Earlier today at the Children’s Museum in London, Ontario, the Honourable Ed Holder, Minister of State (Science and Technology), announced a three-year, $102,000 investment in Let’s Talk Science to support the award-winning TomatosphereTM program. The funding comes from the federal government’s Natural Sciences and Engineering Research Council’s (NSERC) PromoScience Program that invests in organizations inspiring young Canadians to study science, technology, engineering and math (STEM).
NSERC’s PromoScience program supports hands-on learning experiences for young students and their teachers. The TomatosphereTM program was chosen for this funding as it uses the excitement of space exploration as a context for teaching students the skills and processes of scientific experimentation and inquiry.

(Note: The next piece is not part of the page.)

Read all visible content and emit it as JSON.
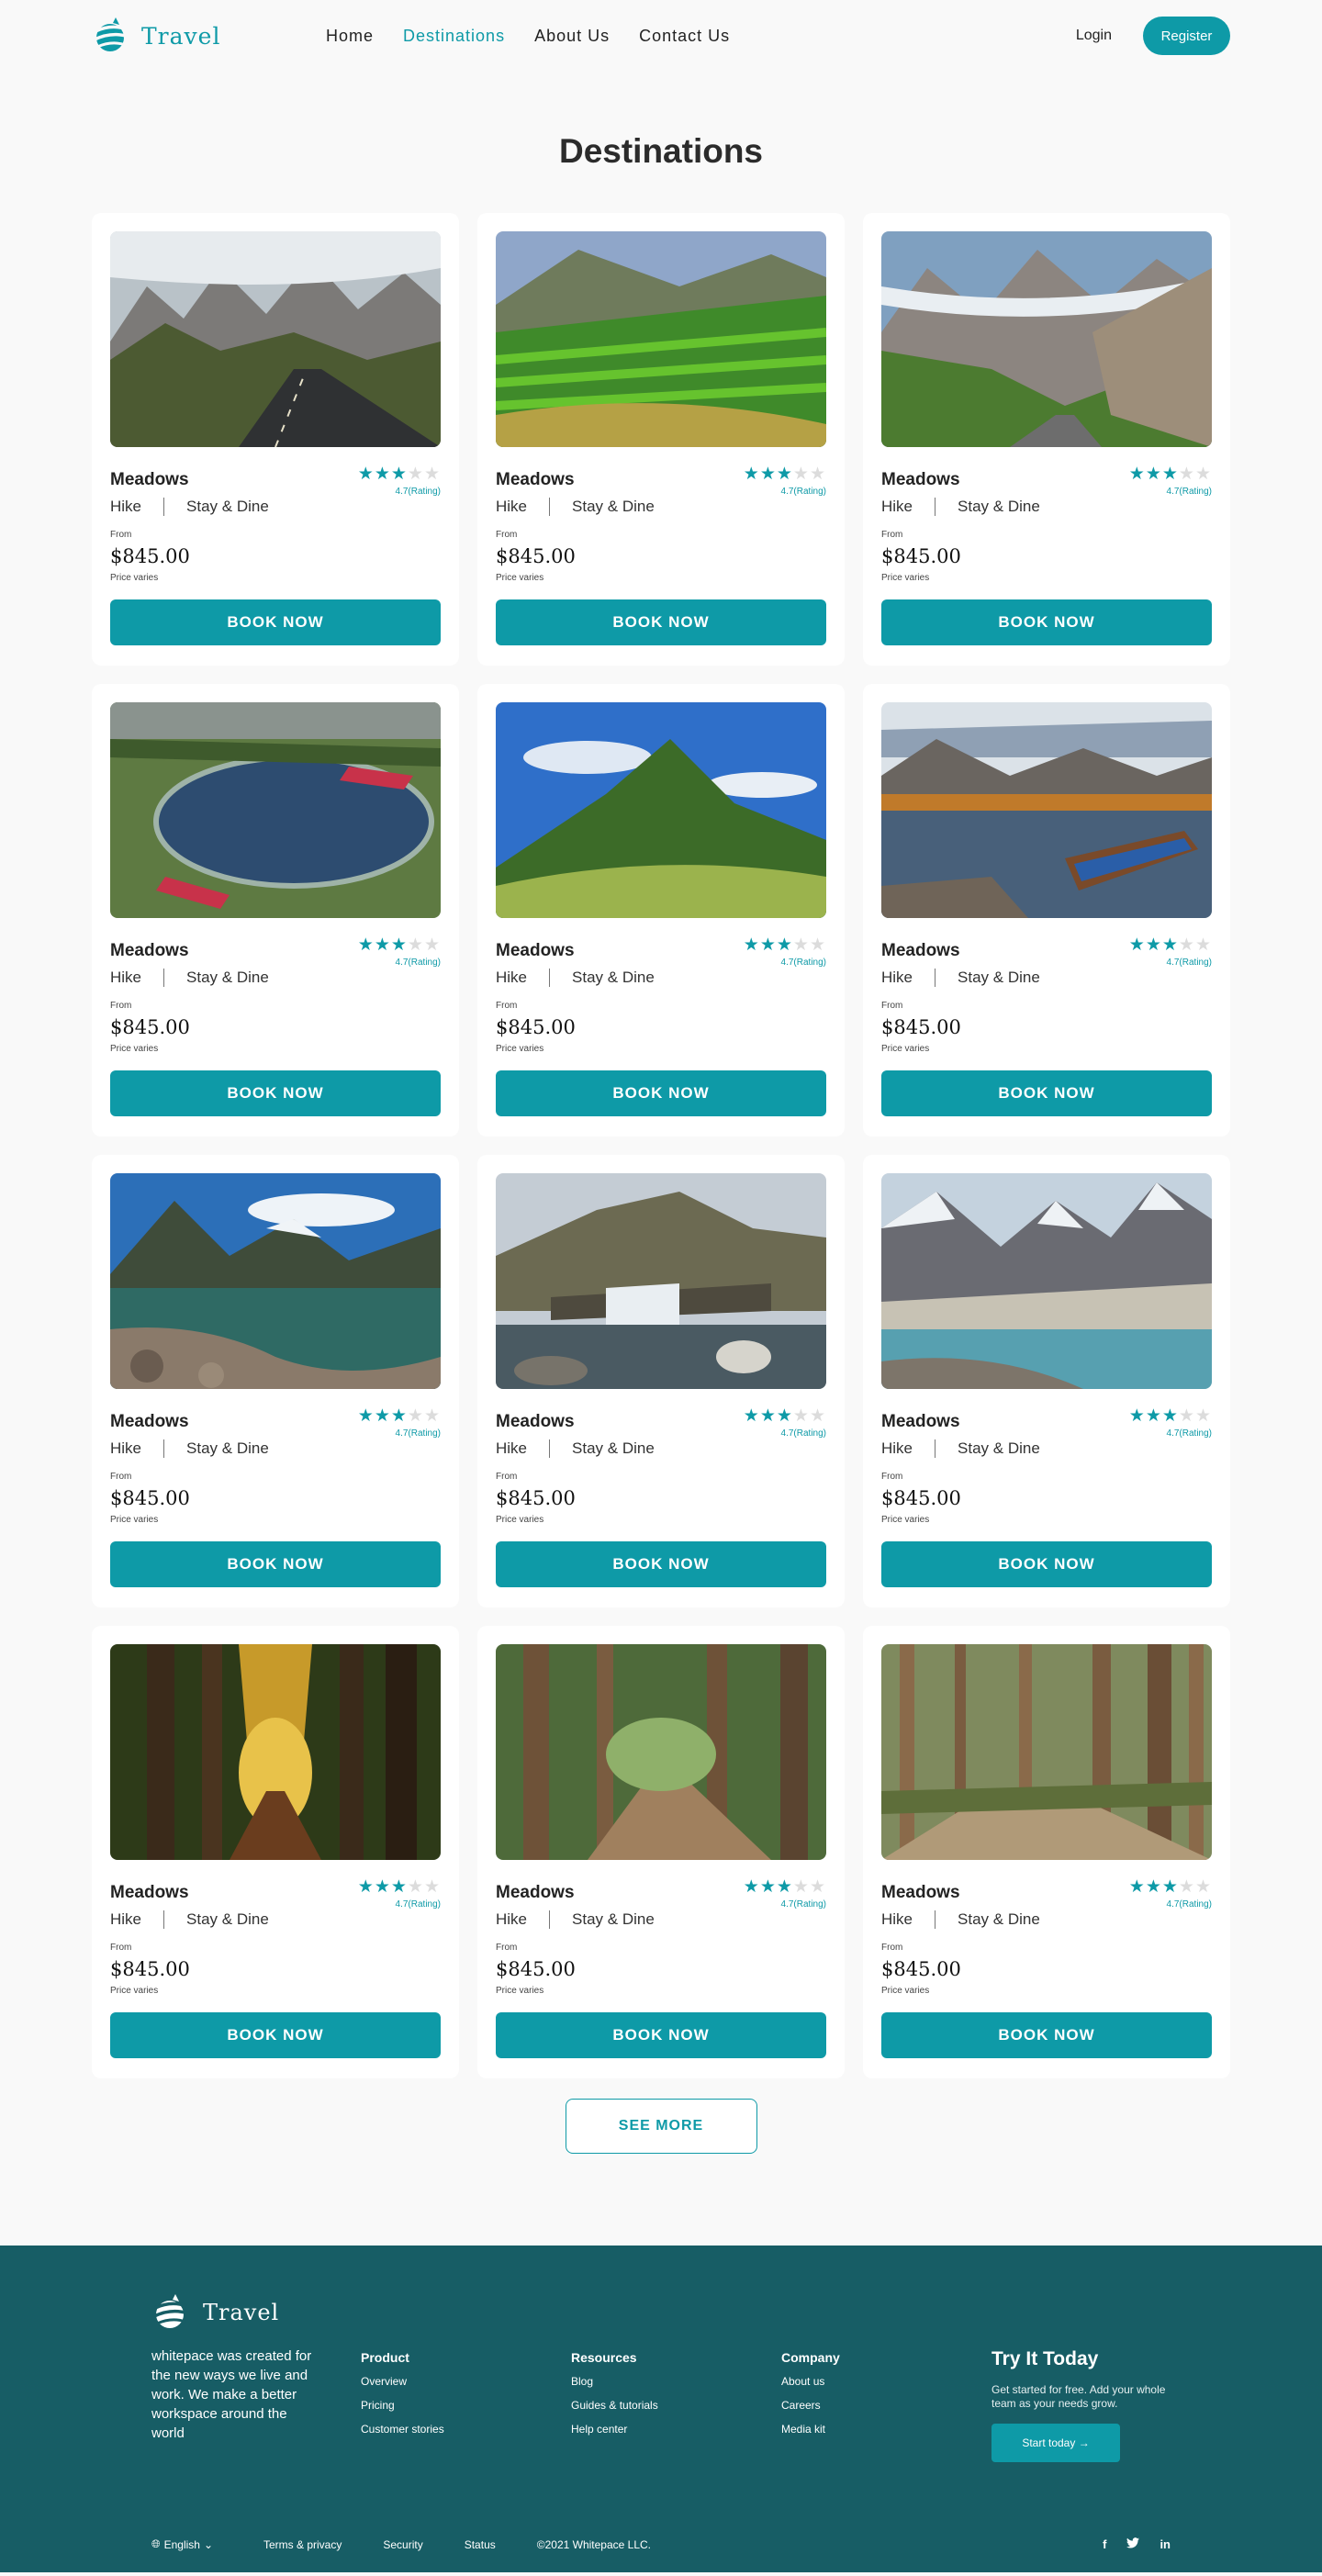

Each year, thousands of Kindergarten to Grade 12 classrooms across Canada plant two sets of tomato seeds to investigate the effects of the space environment on the growth of food. One set of tomato seeds has been sent into space or treated in space-simulated conditions while the other set contains regular seeds. The results from students’ two tomato plants help Canadian scientists understand issues associated with growing food in space that will inevitably support long-term human space travel.
Let’s Talk Science has been operating TomatosphereTM in Canada since July 2014 and is now part of the TomatosphereTM consortium. Other consortium members include the Canadian Space Agency (CSA), Heinz Canada Ltd, HeinzSeed, Stokes Seeds, the University of Guelph, and First the Seed Foundation. The TomatosphereTM program was developed in 2001. In 2013, TomatosphereTM won the 2012 NSERC Award for Science Promotion.
Classrooms across Canada who have registered for the TomatosphereTM program will receive seeds in April. For more information, or to register for the program, please visit tomatosphere.letstalkscience.ca.
For more details on this funding, read the official media release.